Records from a dataset:
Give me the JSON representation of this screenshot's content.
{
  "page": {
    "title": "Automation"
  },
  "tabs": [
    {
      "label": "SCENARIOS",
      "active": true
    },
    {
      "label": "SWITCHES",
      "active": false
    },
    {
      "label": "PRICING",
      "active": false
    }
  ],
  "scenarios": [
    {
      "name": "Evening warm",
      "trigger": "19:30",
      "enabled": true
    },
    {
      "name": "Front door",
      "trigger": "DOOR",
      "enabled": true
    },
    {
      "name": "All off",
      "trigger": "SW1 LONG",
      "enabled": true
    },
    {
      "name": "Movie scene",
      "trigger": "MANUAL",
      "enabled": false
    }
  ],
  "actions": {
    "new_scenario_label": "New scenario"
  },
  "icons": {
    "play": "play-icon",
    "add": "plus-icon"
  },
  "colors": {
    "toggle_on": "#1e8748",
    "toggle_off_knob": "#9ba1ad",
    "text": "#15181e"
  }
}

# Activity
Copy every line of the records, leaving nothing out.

# Worked solution
Give me the JSON representation of this screenshot's content.
{
  "page": {
    "title": "Automation"
  },
  "tabs": [
    {
      "label": "SCENARIOS",
      "active": true
    },
    {
      "label": "SWITCHES",
      "active": false
    },
    {
      "label": "PRICING",
      "active": false
    }
  ],
  "scenarios": [
    {
      "name": "Evening warm",
      "trigger": "19:30",
      "enabled": true
    },
    {
      "name": "Front door",
      "trigger": "DOOR",
      "enabled": true
    },
    {
      "name": "All off",
      "trigger": "SW1 LONG",
      "enabled": true
    },
    {
      "name": "Movie scene",
      "trigger": "MANUAL",
      "enabled": false
    }
  ],
  "actions": {
    "new_scenario_label": "New scenario"
  },
  "icons": {
    "play": "play-icon",
    "add": "plus-icon"
  },
  "colors": {
    "toggle_on": "#1e8748",
    "toggle_off_knob": "#9ba1ad",
    "text": "#15181e"
  }
}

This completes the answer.